Spectrum Health West Michigan
What Difference Can an Extra Hour of Sleep Make?
Spectrum Health Lists Benefits as Daylight Saving Time Ends
Daylight Saving Time (DST) ends at 2 a.m. this Sunday, Nov. 4. This is the weekend when people will be adjusting their clocks and watches and happily anticipating the chance to enjoy an “extra” hour of sleep. But what difference can an extra hour of sleep make, anyway?
According to experts at Spectrum Health, it’s something to celebrate.
“It’s really hard to overestimate the benefit of sleep,” says Nancy Bender-Hausman, MD, division chief, sleep medicine, Spectrum Health Medical Group, Spectrum Health Sleep Disorders Center. “Since most people, particularly adults, don’t get enough sleep on a regular basis, one hour can impact both their health and the quality of their life.”
Bender-Hausman says that most adults need eight hours of sleep a night. Children do best with at least 10 hours, while teens and young adults still need nine hours a night to be fully rested. Spectrum Health has a sleep test posted online that can help people determine if they are getting enough sleep.
- A good night’s sleep has many benefits:
- Overall alertness
- Higher productivity
- Successful weight control
- Safer driving
- Better attitude
- Improved memory
- Lower stress Better health. Good sleep has been linked to fewer, less severe colds, improved heart health and even a positive impact on Type 2 diabetes.
“There is more and more research linking a good night’s sleep to better health. We hope people are getting the message and make sure to use this extra hour to sleep, not play or work,” said Bender-Hausman.
With nine locations for sleep assessment and testing, Spectrum Health’s network of sleep centers is the largest in West Michigan, providing the only pediatric testing facility.
The public is invited to attend Spectrum Health Sleep Disorders Center information sessions about sleep. No reservations are necessary.
• Monday, November 5, Butterworth Hospital, Room 1710 B, 11 a.m. to 1:30 p.m.
• Monday, November 5, Butterworth Hospital, Room 1710 B, 5 p.m. to 7 p.m.
• Thursday, November 8, Blodgett Hospital, Room 6C-23, 11 a.m. to 7 p.m.
Spectrum Health is a not-for-profit health system in West Michigan offering a full continuum of care through the Spectrum Health Hospital Group, which is comprised of nine hospitals including Helen DeVos Children’s Hospital, a state of the art children’s hospital that opened in January 2011, and 183 service sites; the Spectrum Health Medical Group and West Michigan Heart, physician groups totaling more than 700 providers; and Priority Health, a health plan with 600,000 members.
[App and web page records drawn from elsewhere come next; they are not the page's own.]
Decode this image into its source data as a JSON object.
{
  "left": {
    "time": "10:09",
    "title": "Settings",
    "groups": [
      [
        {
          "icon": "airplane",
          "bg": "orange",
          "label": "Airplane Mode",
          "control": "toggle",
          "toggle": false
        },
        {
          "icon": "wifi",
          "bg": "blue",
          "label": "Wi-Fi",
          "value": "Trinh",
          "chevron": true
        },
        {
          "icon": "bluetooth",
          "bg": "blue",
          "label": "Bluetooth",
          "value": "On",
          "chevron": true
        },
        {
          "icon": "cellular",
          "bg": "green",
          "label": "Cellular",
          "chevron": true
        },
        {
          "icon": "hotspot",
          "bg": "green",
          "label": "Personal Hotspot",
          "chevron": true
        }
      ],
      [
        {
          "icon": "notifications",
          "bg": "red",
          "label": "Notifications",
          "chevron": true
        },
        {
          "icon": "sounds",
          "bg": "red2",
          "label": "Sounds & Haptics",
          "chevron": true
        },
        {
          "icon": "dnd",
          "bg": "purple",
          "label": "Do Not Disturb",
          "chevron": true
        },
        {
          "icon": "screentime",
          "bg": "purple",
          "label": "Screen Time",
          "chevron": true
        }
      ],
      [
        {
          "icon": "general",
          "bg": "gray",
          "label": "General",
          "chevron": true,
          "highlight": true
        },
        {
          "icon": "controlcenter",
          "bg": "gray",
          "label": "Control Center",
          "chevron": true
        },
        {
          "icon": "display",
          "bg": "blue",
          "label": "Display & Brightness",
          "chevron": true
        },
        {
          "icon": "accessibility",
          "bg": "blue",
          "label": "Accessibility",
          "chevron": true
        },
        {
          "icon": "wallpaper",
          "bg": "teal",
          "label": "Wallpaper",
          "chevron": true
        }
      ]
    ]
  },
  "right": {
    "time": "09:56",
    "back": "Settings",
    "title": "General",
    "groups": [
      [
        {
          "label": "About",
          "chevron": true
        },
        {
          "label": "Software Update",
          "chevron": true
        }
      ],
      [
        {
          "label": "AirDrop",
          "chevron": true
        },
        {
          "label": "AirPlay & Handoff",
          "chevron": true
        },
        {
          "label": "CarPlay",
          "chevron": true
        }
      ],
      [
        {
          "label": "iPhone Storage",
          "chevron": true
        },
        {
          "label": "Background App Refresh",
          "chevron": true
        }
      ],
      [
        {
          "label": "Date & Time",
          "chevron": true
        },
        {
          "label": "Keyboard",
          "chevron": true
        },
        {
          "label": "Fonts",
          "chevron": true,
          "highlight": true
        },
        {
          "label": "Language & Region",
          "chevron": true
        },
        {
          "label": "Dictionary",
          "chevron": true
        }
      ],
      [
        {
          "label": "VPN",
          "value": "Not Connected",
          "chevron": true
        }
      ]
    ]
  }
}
Spectrum Health is West Michigan’s largest employer with 19,000 employees. The organization provided $204 million in community benefit during its 2012 fiscal year.